  • This contrasts with a typical QSR hamburger chain that sells $1 burgers on its value menu and then offers premium, signature burgers for $3.50+.
  • Our suggestion to restaurant brands? Lower your V Ratio by slowly raising your value prices (denominator) until they achieve a better parity with your premium prices. Also, be careful how you promote your low price points because while it may drive sales during times of economic weakness, it may also train your customers to think of your high margin premium products as relatively expensive.

Source: RR

Menu (46 chains) & Promotions (28 chains) Industry Report

  • Key data on chain menu composition (total item count, average check and daypart mix) conveniently organized.
  • Historical monthly chain promotional calendar highlights new products and promotions featured during the last 12 months.
  • Clients use this benchmarking data to assess competitive positioning of major chains relative to menu categories, pricing and promotional strategies.

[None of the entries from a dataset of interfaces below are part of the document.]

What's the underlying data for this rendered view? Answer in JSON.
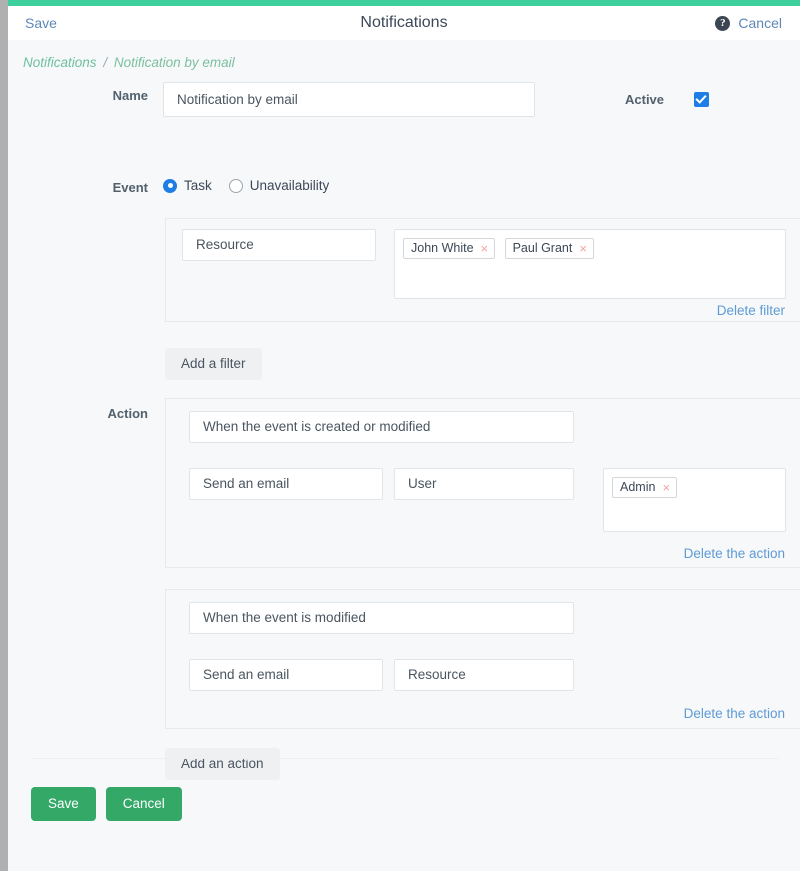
{
  "header": {
    "save_label": "Save",
    "title": "Notifications",
    "help_icon": "help-circle-icon",
    "help_glyph": "?",
    "cancel_label": "Cancel"
  },
  "breadcrumb": {
    "parent": "Notifications",
    "separator": "/",
    "current": "Notification by email"
  },
  "form": {
    "name_label": "Name",
    "name_value": "Notification by email",
    "active_label": "Active",
    "active_checked": true,
    "event_label": "Event",
    "event_options": [
      {
        "label": "Task",
        "selected": true
      },
      {
        "label": "Unavailability",
        "selected": false
      }
    ],
    "action_label": "Action"
  },
  "filters": [
    {
      "field": "Resource",
      "values": [
        {
          "label": "John White",
          "remove_glyph": "×"
        },
        {
          "label": "Paul Grant",
          "remove_glyph": "×"
        }
      ],
      "delete_label": "Delete filter"
    }
  ],
  "buttons": {
    "add_filter": "Add a filter",
    "add_action": "Add an action",
    "save": "Save",
    "cancel": "Cancel"
  },
  "actions": [
    {
      "trigger": "When the event is created or modified",
      "type": "Send an email",
      "target": "User",
      "recipients": [
        {
          "label": "Admin",
          "remove_glyph": "×"
        }
      ],
      "delete_label": "Delete the action"
    },
    {
      "trigger": "When the event is modified",
      "type": "Send an email",
      "target": "Resource",
      "recipients": [],
      "delete_label": "Delete the action"
    }
  ],
  "colors": {
    "accent_green": "#3ed09c",
    "button_green": "#33a867",
    "link_blue": "#5d9bd6",
    "breadcrumb_green": "#7cbfa0",
    "checkbox_blue": "#1e7ee5",
    "tag_remove_red": "#f2a3a3",
    "panel_bg": "#f7f8f9"
  }
}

For information on how to order the complete report, please contact us at (203) 938-4703 or pmangieri@ChainRestaurantData.com.

RR Clients

Includes major lenders, investors, major US restaurant chains, operators and industry consultants. Please check www.ChainRestaurantData.com for a partial client list and customer testimonials.

More About Us

Restaurant Research LLC leverages an extensive network of industry players as part of its annual Concept Benchmark Analysis due diligence process for 22 large US restaurant chains. Also, RR tracks store level data for all major chains with system-wide sales in excess of $1B across all major restaurant segments in order to produce 11 key Industry Data Topic reports.

Copyright 2012 Restaurant Research® LLC. All rights reserved.

Disclaimer of Liability: Although the information in this report has been obtained from sources Restaurant Research® LLC believes to be reliable, RR does not guarantee its accuracy. The views expressed herein are subject to change without notice and in no case can be considered as an offer or solicitation with regard to the purchase or sales of any securities. Restaurant Research's analyses and opinions are not a guarantee of the future performance of any company or individual franchisee. RR disclaims all liability for any misstatements or omissions that occur in the publication of this report. In making this report available, no client, advisory, fiduciary or professional relationship is implied or established. This report is intended to provide an overview of the restaurant industry, but cannot be used as a substitute for independent investigations and sound business judgment.